State hospitals use charity care money to treat low-income and underinsured people. Funding has been halved since 2010, but more than 500,000 people got coverage through expansion of the state Medicaid program in 2014.
Christie proposed an additional decrease of $50 million in charity care funding for the 2018 budget.
Betsy Ryan, president and CEO of the New Jersey Hospital Association, said uncertainty for the now-800,000 New Jersey residents who have health insurance under the Affordable Care Act was the prime reason to keep charity care funding until more was known about how people would be covered in the future.
Other items in Christie’s $35.6 billion spending plan for fiscal year 2018 included $30 million toward a graduate medical education program to address doctor and nurse shortages in the state and $200 million in state and federal funds to help disabled adults.
Christie plans to devote $430 million to addiction services. The state budget sets aside money for screening programs, youth in-patient placements, expansions and continuations of the Recovery Dorms, Recovery Coaches and Drug Court programs as well as reopening the Mid-State Correctional Facility as a substance use disorder treatment program site.
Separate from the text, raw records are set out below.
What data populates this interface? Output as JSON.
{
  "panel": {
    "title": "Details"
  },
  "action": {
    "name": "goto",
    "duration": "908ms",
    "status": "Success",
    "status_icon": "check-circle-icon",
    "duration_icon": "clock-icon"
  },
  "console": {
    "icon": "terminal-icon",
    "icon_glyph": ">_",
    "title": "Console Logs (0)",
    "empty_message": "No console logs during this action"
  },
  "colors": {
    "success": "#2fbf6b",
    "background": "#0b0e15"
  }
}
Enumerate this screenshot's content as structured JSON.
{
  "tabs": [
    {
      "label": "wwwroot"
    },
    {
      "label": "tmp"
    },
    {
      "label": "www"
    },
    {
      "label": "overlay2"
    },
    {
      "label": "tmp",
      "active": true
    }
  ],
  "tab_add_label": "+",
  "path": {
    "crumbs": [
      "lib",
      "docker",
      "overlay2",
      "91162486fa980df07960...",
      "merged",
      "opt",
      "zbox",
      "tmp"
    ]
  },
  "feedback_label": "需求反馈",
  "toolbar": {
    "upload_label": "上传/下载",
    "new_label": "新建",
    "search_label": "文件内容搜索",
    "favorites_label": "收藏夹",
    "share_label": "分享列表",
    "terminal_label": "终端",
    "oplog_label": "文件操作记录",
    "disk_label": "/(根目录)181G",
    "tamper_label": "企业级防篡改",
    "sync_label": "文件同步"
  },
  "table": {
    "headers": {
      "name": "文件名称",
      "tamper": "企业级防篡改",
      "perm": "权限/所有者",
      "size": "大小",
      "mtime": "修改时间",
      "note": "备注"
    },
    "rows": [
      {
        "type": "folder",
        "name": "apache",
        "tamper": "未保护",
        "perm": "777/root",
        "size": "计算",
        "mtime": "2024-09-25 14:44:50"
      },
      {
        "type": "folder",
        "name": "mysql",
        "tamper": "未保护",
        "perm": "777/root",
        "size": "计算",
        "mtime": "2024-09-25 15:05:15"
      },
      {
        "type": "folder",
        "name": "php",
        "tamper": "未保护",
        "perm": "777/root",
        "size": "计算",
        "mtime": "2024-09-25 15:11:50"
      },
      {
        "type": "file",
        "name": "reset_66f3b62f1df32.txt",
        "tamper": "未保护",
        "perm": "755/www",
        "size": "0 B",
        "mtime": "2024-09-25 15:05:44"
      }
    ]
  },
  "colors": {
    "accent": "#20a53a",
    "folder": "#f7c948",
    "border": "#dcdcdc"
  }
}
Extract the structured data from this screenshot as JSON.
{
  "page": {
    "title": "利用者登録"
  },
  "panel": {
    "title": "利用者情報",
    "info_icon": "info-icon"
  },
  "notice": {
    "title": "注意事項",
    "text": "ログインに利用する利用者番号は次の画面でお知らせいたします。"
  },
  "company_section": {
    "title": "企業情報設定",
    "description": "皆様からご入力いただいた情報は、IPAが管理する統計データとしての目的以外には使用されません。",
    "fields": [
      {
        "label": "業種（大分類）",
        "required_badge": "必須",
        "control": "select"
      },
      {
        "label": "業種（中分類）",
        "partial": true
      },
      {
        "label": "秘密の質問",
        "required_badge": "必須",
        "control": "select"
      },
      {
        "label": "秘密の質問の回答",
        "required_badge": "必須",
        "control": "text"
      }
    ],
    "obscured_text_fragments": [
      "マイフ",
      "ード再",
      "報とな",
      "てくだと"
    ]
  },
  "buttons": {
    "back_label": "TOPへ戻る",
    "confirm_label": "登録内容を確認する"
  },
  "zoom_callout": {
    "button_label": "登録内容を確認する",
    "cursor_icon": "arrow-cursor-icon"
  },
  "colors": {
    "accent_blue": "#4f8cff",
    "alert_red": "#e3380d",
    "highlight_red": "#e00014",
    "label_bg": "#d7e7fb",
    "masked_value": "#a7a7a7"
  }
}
Ryan and other leaders agreed on Christie’s agenda to save residents, and thus the state, from additional health care spending by better regulating and reducing out-of-network surprise insurance bills. A bipartisan bill is making its way through the Legislature.